> **YOUR GOAL**:
The answer is the set of lines that include "icon", copied from the data below.

> **THE DATA**:
-- Opening Marker --
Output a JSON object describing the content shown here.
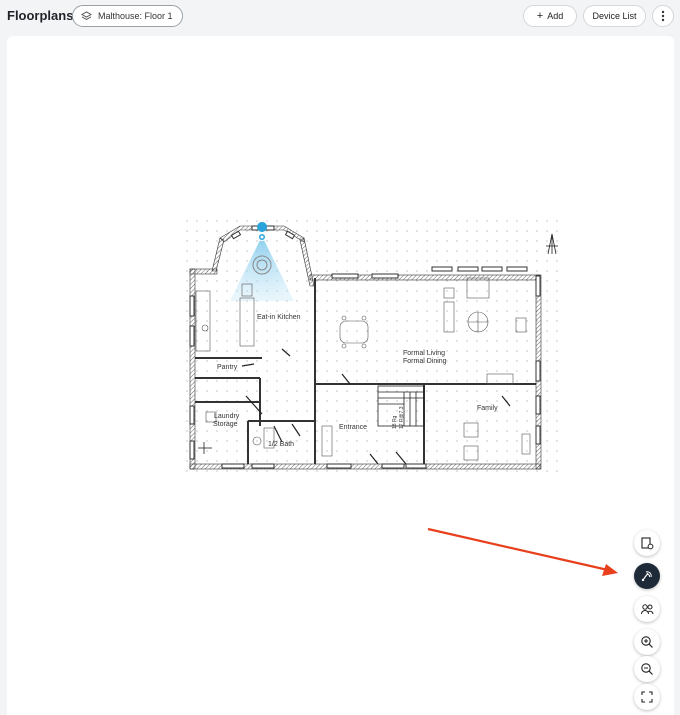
{
  "header": {
    "title": "Floorplans",
    "floor_selector": "Malthouse: Floor 1",
    "add_label": "Add",
    "device_list_label": "Device List",
    "more_icon": "vertical-dots-icon"
  },
  "floorplan": {
    "rooms": {
      "kitchen": "Eat-in Kitchen",
      "pantry": "Pantry",
      "laundry_line1": "Laundry",
      "laundry_line2": "Storage",
      "bath": "1/2 Bath",
      "entrance": "Entrance",
      "formal_line1": "Formal Living",
      "formal_line2": "Formal Dining",
      "family": "Family"
    },
    "stair_text_line1": "18 Rg",
    "stair_text_line2": "17 R@7.3"
  },
  "toolbar": {
    "tools": [
      {
        "icon": "floor-settings-icon",
        "active": false
      },
      {
        "icon": "wifi-heatmap-icon",
        "active": true
      },
      {
        "icon": "people-icon",
        "active": false
      },
      {
        "icon": "zoom-in-icon",
        "active": false
      },
      {
        "icon": "zoom-out-icon",
        "active": false
      },
      {
        "icon": "fit-screen-icon",
        "active": false
      }
    ]
  },
  "colors": {
    "accent_dark": "#1e2a37",
    "annotation_arrow": "#e8401c",
    "device_blue": "#29a3d9"
  }
}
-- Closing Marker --
> **COMPLETED EXERCISE**:
    "more_icon": "vertical-dots-icon"
        "icon": "floor-settings-icon",
        "icon": "wifi-heatmap-icon",
        "icon": "people-icon",
        "icon": "zoom-in-icon",
        "icon": "zoom-out-icon",
        "icon": "fit-screen-icon",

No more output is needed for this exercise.